Living with neither too much nor too little, we find balance. At the rational intersection of abstinence and indulgence, moderation offers a healthier overall well-being. Without moderation, our undisciplined souls abuse some of the most beautiful gifts that life has to offer. From food to fun to anything under the sun, life’s blessings, while highly rewarding in small doses, can be disastrous in an all-consuming capacity.
So often, the “more, more, more mentality” interferes with our health and happiness. Most American parents ask, “Are you full?” Parents of non-American children across the planet ask, “Are you still hungry?” While it may only be a subtle difference, Americans’ attitudes towards food are commonly unhealthy; we are among the most obese nations on the planet.
While a glass of wine with dinner can reduce the risk of heart disease, the health risks of excessive alcohol consumption drastically outweigh any perceived benefits.
Do we work to live or live to work? Have we learned the value of healthy balance? Fathers are wise to give their very best to their profession, while specifically carving out time for NOT working. It feels good to earn a good living, be part of an amazing team, and work towards building something special. That said, few people on their deathbed have ever uttered, “I wish I spent more time working.” Remember the quote by Denzel Washington, “You’ll never see a U-Haul behind a hearse. I don’t care how much money you have or what level of notoriety you’ve achieved, you can’t take any of it with you.”
As electronic devices and technology bring the world to our fingertips, we can instantaneously access information, check in with friends and family on social media, and get our dopamine fixes as others acknowledge us virtually. Conversely, our health and well-being require that we live our real lives in the real world—and not just through the pixels forming images on a screen. It’s important to set self-imposed limits.
According to the Yerkes-Dodson Law, physiological and mental arousal leads to improved performance, but only to a point. While stress arousal is necessary to achieve more, when it becomes too high, performance deteriorates. By moderating our stress levels—both up and down—we optimize health and performance.
A Word of Caution Regarding Moderation
Saint Augustine describes the human struggle with moderation when he wrote, “Complete abstinence is easier than perfect moderation.” As insatiable beings who pursue the desires of our hearts, ambitious humans tend to throw shade to the wind and pursue our dreams, even if our efforts are against the grain.
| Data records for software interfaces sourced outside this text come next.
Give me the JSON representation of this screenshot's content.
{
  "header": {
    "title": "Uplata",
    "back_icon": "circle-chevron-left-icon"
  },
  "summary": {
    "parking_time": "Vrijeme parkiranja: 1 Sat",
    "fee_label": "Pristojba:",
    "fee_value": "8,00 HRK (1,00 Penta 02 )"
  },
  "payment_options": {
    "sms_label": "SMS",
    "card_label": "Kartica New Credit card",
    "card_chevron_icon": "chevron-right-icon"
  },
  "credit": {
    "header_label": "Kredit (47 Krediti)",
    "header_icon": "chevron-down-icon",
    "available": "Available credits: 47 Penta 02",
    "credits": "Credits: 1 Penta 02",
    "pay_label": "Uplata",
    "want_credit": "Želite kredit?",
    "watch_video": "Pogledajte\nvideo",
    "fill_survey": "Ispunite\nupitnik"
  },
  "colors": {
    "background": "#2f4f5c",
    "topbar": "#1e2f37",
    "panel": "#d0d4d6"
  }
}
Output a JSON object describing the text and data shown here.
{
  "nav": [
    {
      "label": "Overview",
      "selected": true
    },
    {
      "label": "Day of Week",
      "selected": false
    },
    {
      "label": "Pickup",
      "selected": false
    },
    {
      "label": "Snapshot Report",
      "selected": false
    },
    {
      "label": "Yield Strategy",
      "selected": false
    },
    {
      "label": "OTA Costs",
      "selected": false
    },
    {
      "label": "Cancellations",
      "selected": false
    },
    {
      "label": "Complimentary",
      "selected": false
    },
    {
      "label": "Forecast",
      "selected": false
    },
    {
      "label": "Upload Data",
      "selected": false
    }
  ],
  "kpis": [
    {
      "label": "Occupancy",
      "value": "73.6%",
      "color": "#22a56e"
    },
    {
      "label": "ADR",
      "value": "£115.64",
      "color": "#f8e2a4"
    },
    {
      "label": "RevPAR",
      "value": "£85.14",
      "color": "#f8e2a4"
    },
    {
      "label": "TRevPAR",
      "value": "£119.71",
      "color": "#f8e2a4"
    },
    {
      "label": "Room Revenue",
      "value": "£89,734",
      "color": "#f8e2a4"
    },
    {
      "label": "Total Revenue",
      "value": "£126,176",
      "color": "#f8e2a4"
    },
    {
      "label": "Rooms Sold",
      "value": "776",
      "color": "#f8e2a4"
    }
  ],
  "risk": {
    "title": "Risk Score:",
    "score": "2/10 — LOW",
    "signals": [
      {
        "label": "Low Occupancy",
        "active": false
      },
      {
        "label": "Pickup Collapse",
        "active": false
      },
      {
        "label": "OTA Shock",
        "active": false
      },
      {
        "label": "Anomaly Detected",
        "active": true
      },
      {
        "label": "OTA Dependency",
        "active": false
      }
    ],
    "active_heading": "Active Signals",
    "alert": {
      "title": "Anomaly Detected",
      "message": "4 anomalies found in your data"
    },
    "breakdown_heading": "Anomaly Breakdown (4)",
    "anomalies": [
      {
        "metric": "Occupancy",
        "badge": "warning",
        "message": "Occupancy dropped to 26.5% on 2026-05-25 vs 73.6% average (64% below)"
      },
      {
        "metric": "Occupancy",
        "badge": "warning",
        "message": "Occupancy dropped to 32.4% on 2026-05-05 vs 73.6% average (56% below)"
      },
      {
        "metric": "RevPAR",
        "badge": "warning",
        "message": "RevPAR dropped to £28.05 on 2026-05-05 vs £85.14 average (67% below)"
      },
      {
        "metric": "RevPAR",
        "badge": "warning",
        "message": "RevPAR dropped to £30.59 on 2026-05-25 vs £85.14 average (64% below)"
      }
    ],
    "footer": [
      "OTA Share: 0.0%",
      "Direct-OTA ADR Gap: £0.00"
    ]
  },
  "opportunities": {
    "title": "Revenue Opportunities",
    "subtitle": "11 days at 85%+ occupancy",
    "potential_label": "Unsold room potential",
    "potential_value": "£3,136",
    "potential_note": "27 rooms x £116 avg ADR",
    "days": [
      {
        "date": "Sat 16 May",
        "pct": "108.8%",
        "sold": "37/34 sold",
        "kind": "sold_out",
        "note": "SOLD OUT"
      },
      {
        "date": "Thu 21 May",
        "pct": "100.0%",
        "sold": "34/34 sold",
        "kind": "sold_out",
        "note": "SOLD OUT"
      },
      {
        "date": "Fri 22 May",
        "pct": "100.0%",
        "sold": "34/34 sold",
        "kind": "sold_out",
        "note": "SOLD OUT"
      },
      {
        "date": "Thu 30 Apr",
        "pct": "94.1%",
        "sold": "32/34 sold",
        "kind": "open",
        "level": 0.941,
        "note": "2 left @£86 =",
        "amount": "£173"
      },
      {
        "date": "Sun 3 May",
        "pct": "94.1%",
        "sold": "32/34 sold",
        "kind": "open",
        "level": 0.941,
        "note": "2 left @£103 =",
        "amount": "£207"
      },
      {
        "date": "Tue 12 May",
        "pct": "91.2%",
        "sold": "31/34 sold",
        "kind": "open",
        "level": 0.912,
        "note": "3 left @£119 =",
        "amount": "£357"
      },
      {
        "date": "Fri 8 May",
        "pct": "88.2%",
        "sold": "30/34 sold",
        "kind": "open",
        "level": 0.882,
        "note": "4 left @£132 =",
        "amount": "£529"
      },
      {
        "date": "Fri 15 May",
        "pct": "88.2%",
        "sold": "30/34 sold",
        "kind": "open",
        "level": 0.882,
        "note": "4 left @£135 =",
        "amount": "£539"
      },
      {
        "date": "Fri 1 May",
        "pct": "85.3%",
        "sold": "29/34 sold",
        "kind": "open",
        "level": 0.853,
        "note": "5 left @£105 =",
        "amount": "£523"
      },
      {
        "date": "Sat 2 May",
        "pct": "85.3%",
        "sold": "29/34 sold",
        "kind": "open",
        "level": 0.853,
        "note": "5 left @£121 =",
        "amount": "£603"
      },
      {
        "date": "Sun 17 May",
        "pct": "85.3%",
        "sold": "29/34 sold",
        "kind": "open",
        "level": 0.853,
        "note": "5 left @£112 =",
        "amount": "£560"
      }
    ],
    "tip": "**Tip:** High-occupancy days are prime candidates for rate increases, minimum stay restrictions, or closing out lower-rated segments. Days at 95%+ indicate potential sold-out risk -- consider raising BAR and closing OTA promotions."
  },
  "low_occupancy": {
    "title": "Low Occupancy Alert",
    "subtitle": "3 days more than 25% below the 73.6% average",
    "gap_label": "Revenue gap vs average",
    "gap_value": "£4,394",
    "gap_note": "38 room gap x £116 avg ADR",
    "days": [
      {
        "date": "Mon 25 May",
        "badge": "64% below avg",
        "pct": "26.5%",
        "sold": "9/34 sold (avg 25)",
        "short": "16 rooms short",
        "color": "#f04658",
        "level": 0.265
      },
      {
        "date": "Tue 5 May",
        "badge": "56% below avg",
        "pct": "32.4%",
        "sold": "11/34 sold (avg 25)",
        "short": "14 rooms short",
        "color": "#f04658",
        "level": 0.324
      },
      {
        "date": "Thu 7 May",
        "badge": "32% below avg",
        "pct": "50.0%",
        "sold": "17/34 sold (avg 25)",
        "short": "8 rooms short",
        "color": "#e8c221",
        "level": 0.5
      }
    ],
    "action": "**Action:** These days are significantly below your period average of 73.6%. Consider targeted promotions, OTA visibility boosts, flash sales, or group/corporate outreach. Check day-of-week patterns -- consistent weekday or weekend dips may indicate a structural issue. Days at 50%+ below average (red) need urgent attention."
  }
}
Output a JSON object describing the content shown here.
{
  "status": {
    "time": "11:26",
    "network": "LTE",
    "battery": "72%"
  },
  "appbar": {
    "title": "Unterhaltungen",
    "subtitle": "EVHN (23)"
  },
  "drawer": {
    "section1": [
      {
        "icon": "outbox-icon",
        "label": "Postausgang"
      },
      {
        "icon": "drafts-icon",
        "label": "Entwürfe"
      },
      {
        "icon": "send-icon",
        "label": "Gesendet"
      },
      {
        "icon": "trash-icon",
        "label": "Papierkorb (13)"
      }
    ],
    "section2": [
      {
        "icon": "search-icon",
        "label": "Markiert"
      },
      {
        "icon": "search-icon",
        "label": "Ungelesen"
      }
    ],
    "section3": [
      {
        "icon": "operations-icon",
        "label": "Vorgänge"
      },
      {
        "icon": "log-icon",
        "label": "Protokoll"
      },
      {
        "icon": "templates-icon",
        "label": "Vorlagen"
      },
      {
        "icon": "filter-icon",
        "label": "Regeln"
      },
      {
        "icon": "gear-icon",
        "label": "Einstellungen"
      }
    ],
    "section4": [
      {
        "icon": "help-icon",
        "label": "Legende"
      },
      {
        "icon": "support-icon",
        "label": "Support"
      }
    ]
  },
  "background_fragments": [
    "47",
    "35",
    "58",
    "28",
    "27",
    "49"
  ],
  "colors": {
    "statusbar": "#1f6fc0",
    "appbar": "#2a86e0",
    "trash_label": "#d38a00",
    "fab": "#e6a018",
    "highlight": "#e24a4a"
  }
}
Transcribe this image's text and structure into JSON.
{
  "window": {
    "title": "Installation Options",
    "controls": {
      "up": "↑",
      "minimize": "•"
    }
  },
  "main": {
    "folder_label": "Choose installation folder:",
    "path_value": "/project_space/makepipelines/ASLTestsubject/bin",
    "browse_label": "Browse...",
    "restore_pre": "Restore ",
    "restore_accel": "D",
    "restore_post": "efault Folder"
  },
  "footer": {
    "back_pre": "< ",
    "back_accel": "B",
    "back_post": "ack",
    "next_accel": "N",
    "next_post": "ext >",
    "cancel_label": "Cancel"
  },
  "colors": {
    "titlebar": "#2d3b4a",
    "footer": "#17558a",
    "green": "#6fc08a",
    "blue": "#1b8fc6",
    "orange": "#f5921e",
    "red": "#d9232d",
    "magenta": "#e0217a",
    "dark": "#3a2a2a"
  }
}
Irish playwright, Oscar Wilde, declared, “All things in moderation, including moderation.” German writer, Friedrich von Schlegel, took an even less favorable, mean-spirited approach by saying, “Moderation is the spirit of castrated narrow-mindedness.”
People designed to win at all costs ignore the offerings of balance and equilibrium; moderation imposes limitations on any unrelenting quest. Where each of us fall on this continuum depends on how our soul is designed to move through the world. The most famous Greek philosophers all favored moderation. As the safe place between too much and too little, Plato described moderation as “the harmony between, reason, spirit, and desire.” Aristotle said, “It is best to rise from life as from a banquet, neither thirsty nor drunken.” Socrates chose the all-encompassing words “everything” and “nothing” in his famous declaration, “Everything in moderation. Nothing in excess.”
“Do not carouse with drunkards or feast with gluttons, for they are on their way to poverty, and too much sleep clothes them in rags.” —Proverbs 23:20-21 NLT
This book playfully contends deals with issues of overdoing and overeating. We learn that through discipline and moderation, we can have a sense of personal power.
This life-changing book addresses the opportunities and obstacles we encounter when we ask life’s BIG questions: “Who am I? What am I here for?” Many of us have failed at a diet, survived the collapse of a relationship, or wondered if we would ever find a fulfilling career. Perfectly Yourself is a book for anyone who longs to be at peace with who we are, where we are, and what we are doing, not in some distant tomorrow, but here and now today.
Off Balance presents a system that drives increasing levels of satisfaction both personally and professionally.
“But everyone else has it.” “If you loved me, you’d get it for me!” When you hear these comments from your kids, it can be tough not to cave. You love your children―don’t you want them to be happy and to fit in? Kristen Welch knows firsthand it’s not that easy. In fact, she’s found out that when you say yes too often, it’s not only hard on your peace of mind and your wallet―it actually puts your kids at long-term risk.
PLEASE NOTE: As an Amazon Associate, Fathers Truly Matter earns from qualifying purchases. The information in this post should not be construed as providing specific psychiatric, psychological, or medical advice, but rather to offer readers information to better understand the lives and health of themselves and their children. It is not intended to provide an alternative to professional treatment or to replace the services of a physician, psychiatrist, or psychotherapist.